> [RECORDS SUPPLIED]
◆ ◆ ◆ ◆

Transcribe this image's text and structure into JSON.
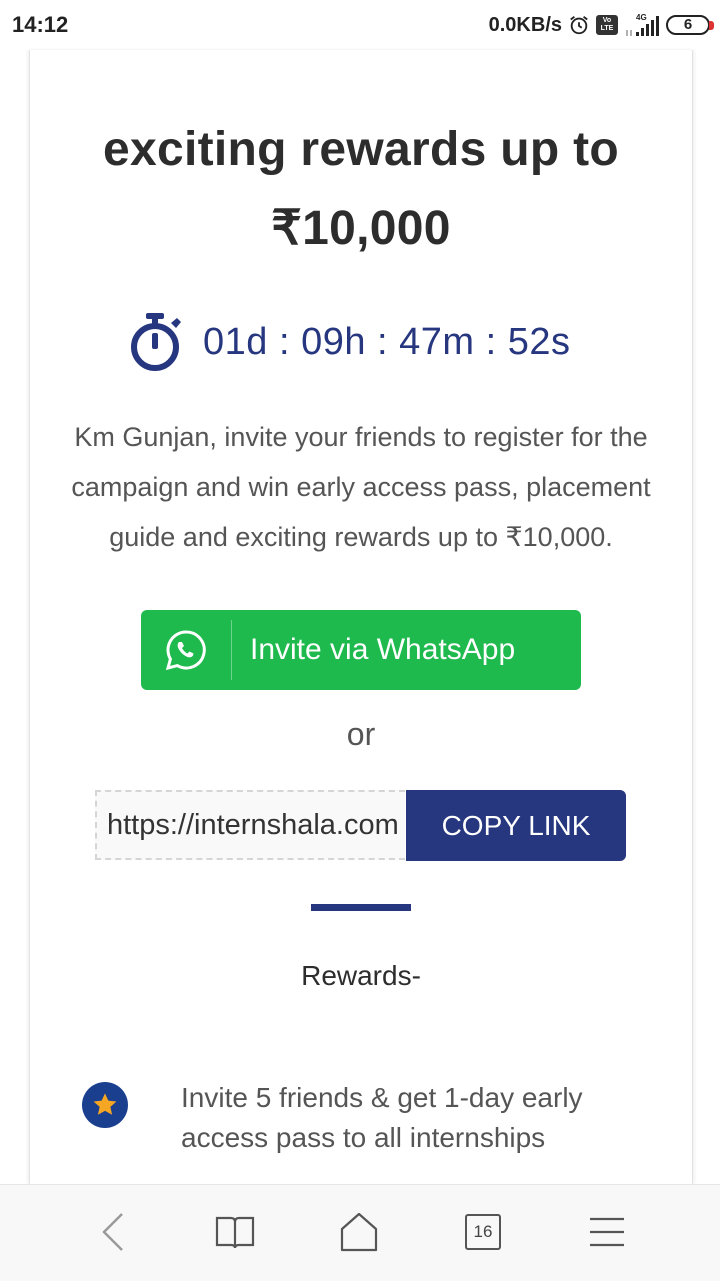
{
  "status_bar": {
    "time": "14:12",
    "net_speed": "0.0KB/s",
    "volte": "Vo LTE",
    "network": "4G",
    "battery": "6"
  },
  "hero": {
    "headline_line1": "exciting rewards up to",
    "headline_line2": "₹10,000",
    "countdown": "01d : 09h : 47m : 52s",
    "description": "Km Gunjan, invite your friends to register for the campaign and win early access pass, placement guide and exciting rewards up to ₹10,000."
  },
  "actions": {
    "whatsapp_label": "Invite via WhatsApp",
    "or_label": "or",
    "link_value": "https://internshala.com",
    "copy_label": "COPY LINK"
  },
  "rewards": {
    "heading": "Rewards-",
    "items": [
      {
        "text": "Invite 5 friends & get 1-day early access pass to all internships"
      }
    ]
  },
  "bottom_nav": {
    "tabs_count": "16"
  },
  "colors": {
    "brand_blue": "#26367f",
    "whatsapp_green": "#1fba4e",
    "star_gold": "#f5a623"
  }
}
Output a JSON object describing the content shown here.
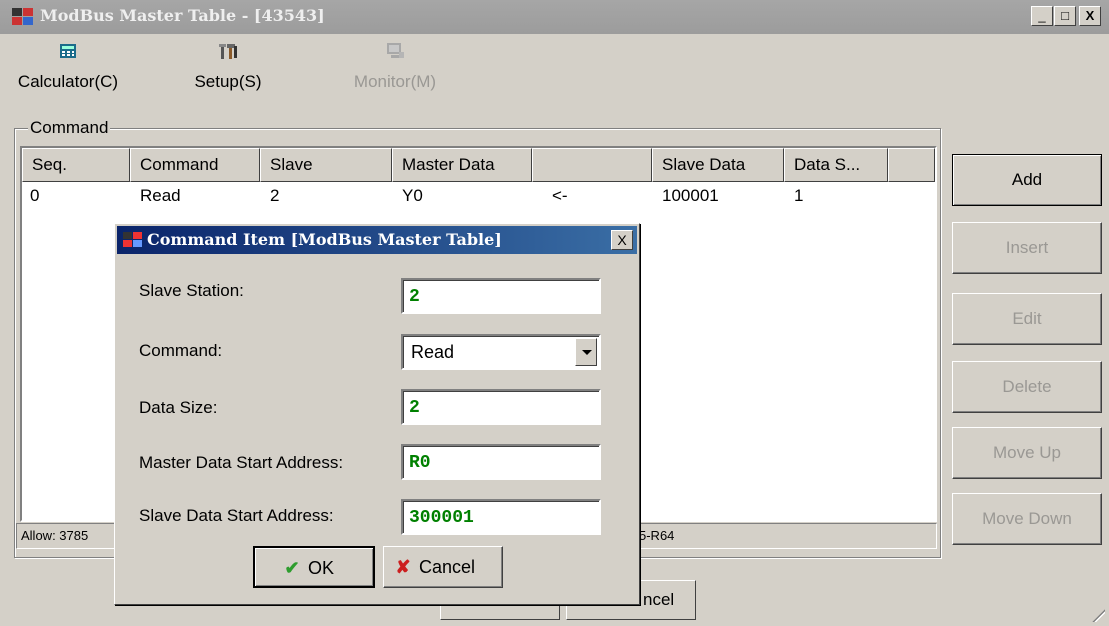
{
  "window": {
    "title": "ModBus Master Table - [43543]",
    "controls": {
      "minimize": "_",
      "maximize": "□",
      "close": "X"
    }
  },
  "toolbar": {
    "calculator": {
      "label": "Calculator(C)",
      "icon": "calculator-icon"
    },
    "setup": {
      "label": "Setup(S)",
      "icon": "tools-icon"
    },
    "monitor": {
      "label": "Monitor(M)",
      "icon": "monitor-icon",
      "disabled": true
    }
  },
  "command_group": {
    "label": "Command"
  },
  "table": {
    "columns": [
      "Seq.",
      "Command",
      "Slave",
      "Master Data",
      "",
      "Slave Data",
      "Data S..."
    ],
    "rows": [
      {
        "seq": "0",
        "command": "Read",
        "slave": "2",
        "master_data": "Y0",
        "direction": "<-",
        "slave_data": "100001",
        "data_size": "1"
      }
    ]
  },
  "status": {
    "left": "Allow: 3785",
    "right": "5-R64"
  },
  "side_buttons": {
    "add": "Add",
    "insert": "Insert",
    "edit": "Edit",
    "delete": "Delete",
    "move_up": "Move Up",
    "move_down": "Move Down"
  },
  "bottom_buttons": {
    "cancel_partial": "ncel"
  },
  "dialog": {
    "title": "Command Item [ModBus Master Table]",
    "close": "X",
    "fields": {
      "slave_station": {
        "label": "Slave Station:",
        "value": "2"
      },
      "command": {
        "label": "Command:",
        "value": "Read"
      },
      "data_size": {
        "label": "Data Size:",
        "value": "2"
      },
      "master_start": {
        "label": "Master Data Start Address:",
        "value": "R0"
      },
      "slave_start": {
        "label": "Slave Data Start Address:",
        "value": "300001"
      }
    },
    "ok": {
      "label": "OK",
      "glyph": "✔"
    },
    "cancel": {
      "label": "Cancel",
      "glyph": "✘"
    }
  },
  "colors": {
    "field_value": "#008000",
    "dialog_title_start": "#0a246a",
    "dialog_title_end": "#3a6ea5",
    "ok_check": "#2e9d2e",
    "cancel_x": "#cc1f1f"
  }
}
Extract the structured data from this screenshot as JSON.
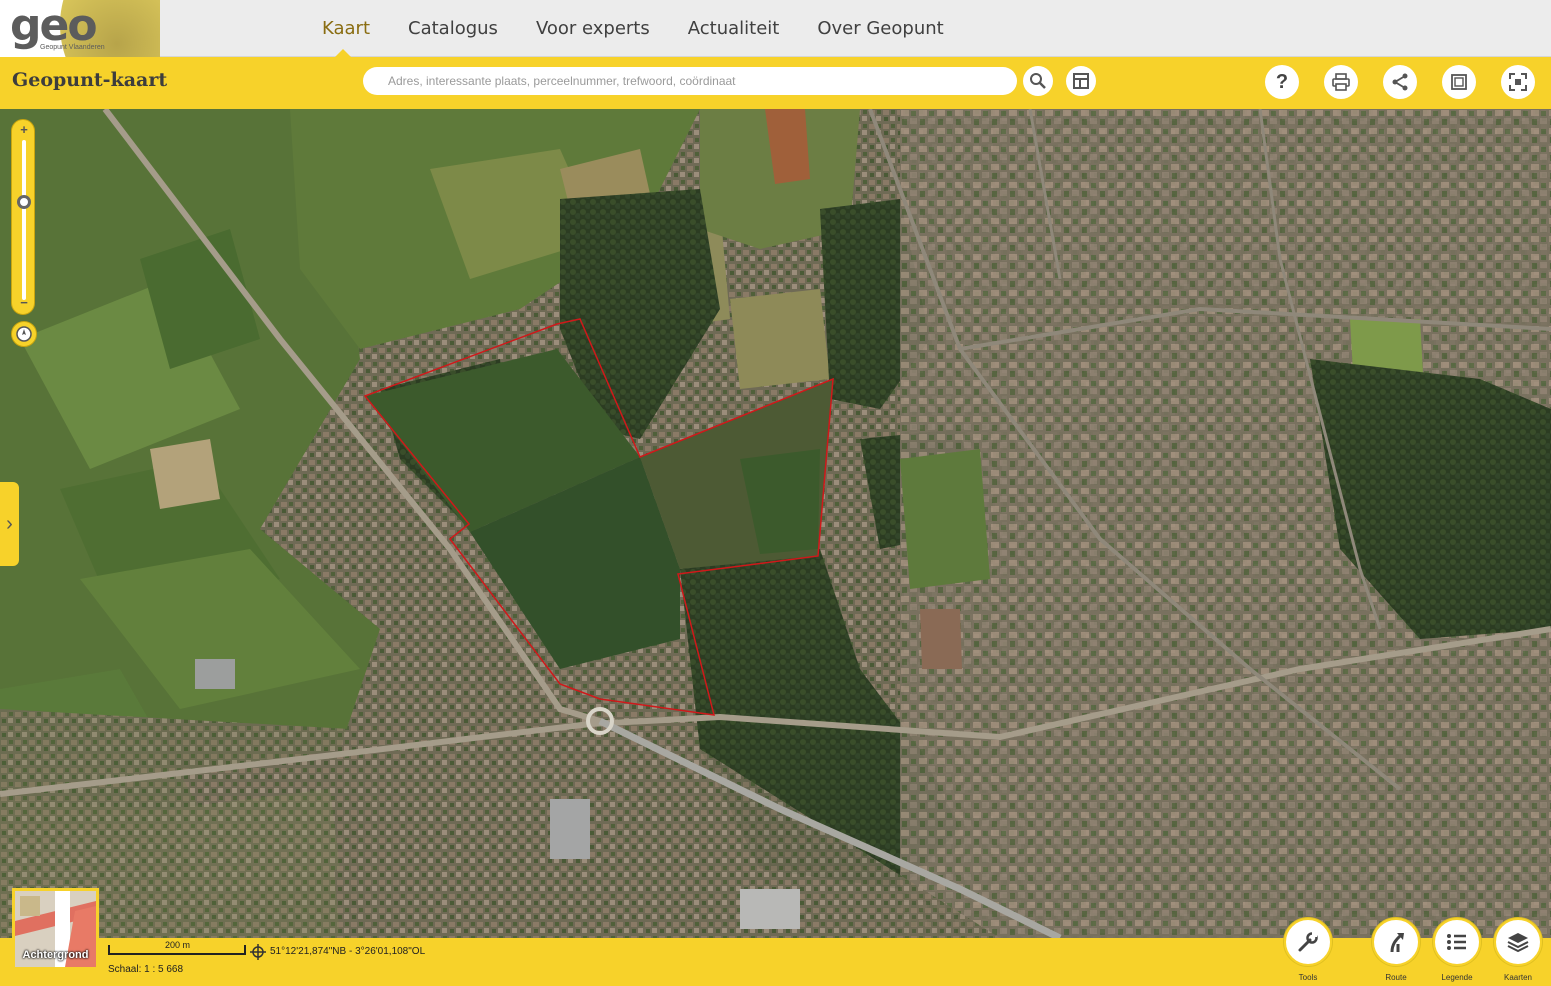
{
  "logo": {
    "text": "geo",
    "subtitle": "Geopunt Vlaanderen"
  },
  "nav": {
    "items": [
      {
        "label": "Kaart",
        "active": true
      },
      {
        "label": "Catalogus",
        "active": false
      },
      {
        "label": "Voor experts",
        "active": false
      },
      {
        "label": "Actualiteit",
        "active": false
      },
      {
        "label": "Over Geopunt",
        "active": false
      }
    ]
  },
  "toolbar": {
    "title": "Geopunt-kaart",
    "search_placeholder": "Adres, interessante plaats, perceelnummer, trefwoord, coördinaat",
    "buttons": [
      {
        "icon": "search-icon"
      },
      {
        "icon": "table-icon"
      },
      {
        "icon": "help-icon",
        "label": "?"
      },
      {
        "icon": "print-icon"
      },
      {
        "icon": "share-icon"
      },
      {
        "icon": "window-icon"
      },
      {
        "icon": "fullscreen-icon"
      }
    ]
  },
  "map": {
    "zoom_plus": "+",
    "zoom_minus": "−",
    "panel_toggle": "›"
  },
  "bottom": {
    "background_label": "Achtergrond",
    "scalebar_label": "200 m",
    "scale_text": "Schaal: 1 : 5 668",
    "coordinates": "51°12'21,874\"NB - 3°26'01,108\"OL",
    "fabs": [
      {
        "icon": "wrench-icon",
        "label": "Tools"
      },
      {
        "icon": "route-icon",
        "label": "Route"
      },
      {
        "icon": "list-icon",
        "label": "Legende"
      },
      {
        "icon": "layers-icon",
        "label": "Kaarten"
      }
    ]
  },
  "colors": {
    "brand_yellow": "#f7d22a",
    "nav_active": "#8a6d12",
    "parcel_outline": "#d0181a"
  }
}
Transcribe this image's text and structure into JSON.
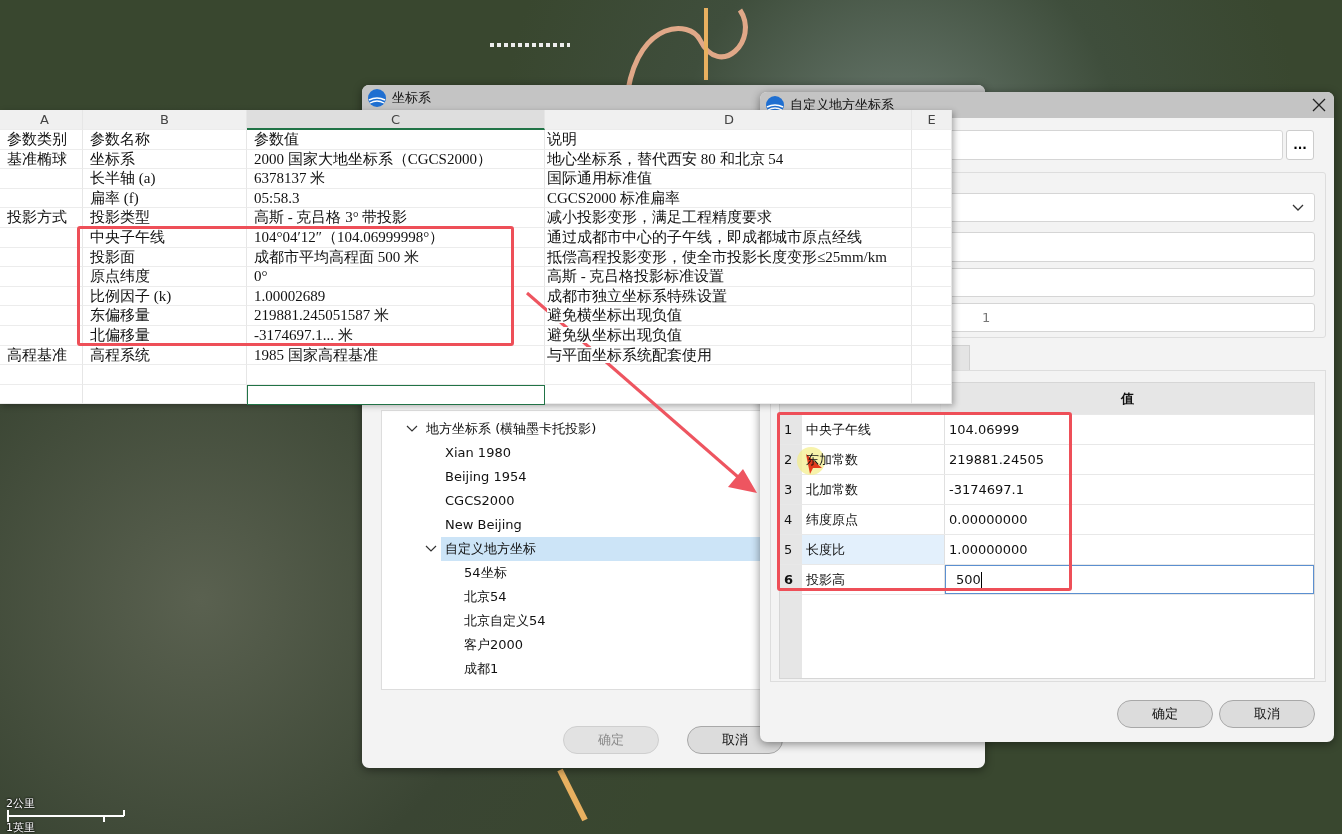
{
  "map": {
    "scale_bar": {
      "metric": "2公里",
      "imperial": "1英里"
    }
  },
  "coord_dialog": {
    "title": "坐标系",
    "tree": [
      {
        "label": "地方坐标系 (横轴墨卡托投影)",
        "expanded": true,
        "selected": false,
        "children": [
          {
            "label": "Xian 1980",
            "selected": false
          },
          {
            "label": "Beijing 1954",
            "selected": false
          },
          {
            "label": "CGCS2000",
            "selected": false
          },
          {
            "label": "New Beijing",
            "selected": false
          },
          {
            "label": "自定义地方坐标",
            "expanded": true,
            "selected": true,
            "children": [
              {
                "label": "54坐标",
                "selected": false
              },
              {
                "label": "北京54",
                "selected": false
              },
              {
                "label": "北京自定义54",
                "selected": false
              },
              {
                "label": "客户2000",
                "selected": false
              },
              {
                "label": "成都1",
                "selected": false
              }
            ]
          }
        ]
      }
    ],
    "buttons": [
      {
        "label": "确定",
        "disabled": true
      },
      {
        "label": "取消",
        "disabled": false
      }
    ]
  },
  "custom_dialog": {
    "title": "自定义地方坐标系",
    "browse_button": "...",
    "fields": [
      {
        "value": "1"
      }
    ],
    "table": {
      "value_header": "值",
      "rows": [
        {
          "number": "1",
          "name": "中央子午线",
          "value": "104.06999",
          "selected": false,
          "editing": false
        },
        {
          "number": "2",
          "name": "东加常数",
          "value": "219881.24505",
          "selected": false,
          "editing": false
        },
        {
          "number": "3",
          "name": "北加常数",
          "value": "-3174697.1",
          "selected": false,
          "editing": false
        },
        {
          "number": "4",
          "name": "纬度原点",
          "value": "0.00000000",
          "selected": false,
          "editing": false
        },
        {
          "number": "5",
          "name": "长度比",
          "value": "1.00000000",
          "selected": true,
          "editing": false
        },
        {
          "number": "6",
          "name": "投影高",
          "value": "500",
          "selected": false,
          "editing": true
        }
      ]
    },
    "buttons": [
      {
        "label": "确定",
        "disabled": false
      },
      {
        "label": "取消",
        "disabled": false
      }
    ]
  },
  "spreadsheet": {
    "columns": [
      {
        "label": "A",
        "selected": false
      },
      {
        "label": "B",
        "selected": false
      },
      {
        "label": "C",
        "selected": true
      },
      {
        "label": "D",
        "selected": false
      },
      {
        "label": "E",
        "selected": false
      }
    ],
    "rows": [
      {
        "category": "参数类别",
        "name": "参数名称",
        "value": "参数值",
        "note": "说明"
      },
      {
        "category": "基准椭球",
        "name": "坐标系",
        "value": "2000 国家大地坐标系（CGCS2000）",
        "note": "地心坐标系，替代西安 80 和北京 54"
      },
      {
        "name": "长半轴 (a)",
        "value": "6378137 米",
        "note": "国际通用标准值"
      },
      {
        "name": "扁率 (f)",
        "value": "05:58.3",
        "note": "CGCS2000 标准扁率"
      },
      {
        "category": "投影方式",
        "name": "投影类型",
        "value": "高斯 - 克吕格 3° 带投影",
        "note": "减小投影变形，满足工程精度要求"
      },
      {
        "name": "中央子午线",
        "value": "104°04′12″（104.06999998°）",
        "note": "通过成都市中心的子午线，即成都城市原点经线"
      },
      {
        "name": "投影面",
        "value": "成都市平均高程面 500 米",
        "note": "抵偿高程投影变形，使全市投影长度变形≤25mm/km"
      },
      {
        "name": "原点纬度",
        "value": "0°",
        "note": "高斯 - 克吕格投影标准设置"
      },
      {
        "name": "比例因子 (k)",
        "value": "1.00002689",
        "note": "成都市独立坐标系特殊设置"
      },
      {
        "name": "东偏移量",
        "value": "219881.245051587 米",
        "note": "避免横坐标出现负值"
      },
      {
        "name": "北偏移量",
        "value": "-3174697.1... 米",
        "note": "避免纵坐标出现负值"
      },
      {
        "category": "高程基准",
        "name": "高程系统",
        "value": "1985 国家高程基准",
        "note": "与平面坐标系统配套使用"
      }
    ]
  }
}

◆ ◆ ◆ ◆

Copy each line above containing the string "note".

        "note": "说明"
        "note": "地心坐标系，替代西安 80 和北京 54"
        "note": "国际通用标准值"
        "note": "CGCS2000 标准扁率"
        "note": "减小投影变形，满足工程精度要求"
        "note": "通过成都市中心的子午线，即成都城市原点经线"
        "note": "抵偿高程投影变形，使全市投影长度变形≤25mm/km"
        "note": "高斯 - 克吕格投影标准设置"
        "note": "成都市独立坐标系特殊设置"
        "note": "避免横坐标出现负值"
        "note": "避免纵坐标出现负值"
        "note": "与平面坐标系统配套使用"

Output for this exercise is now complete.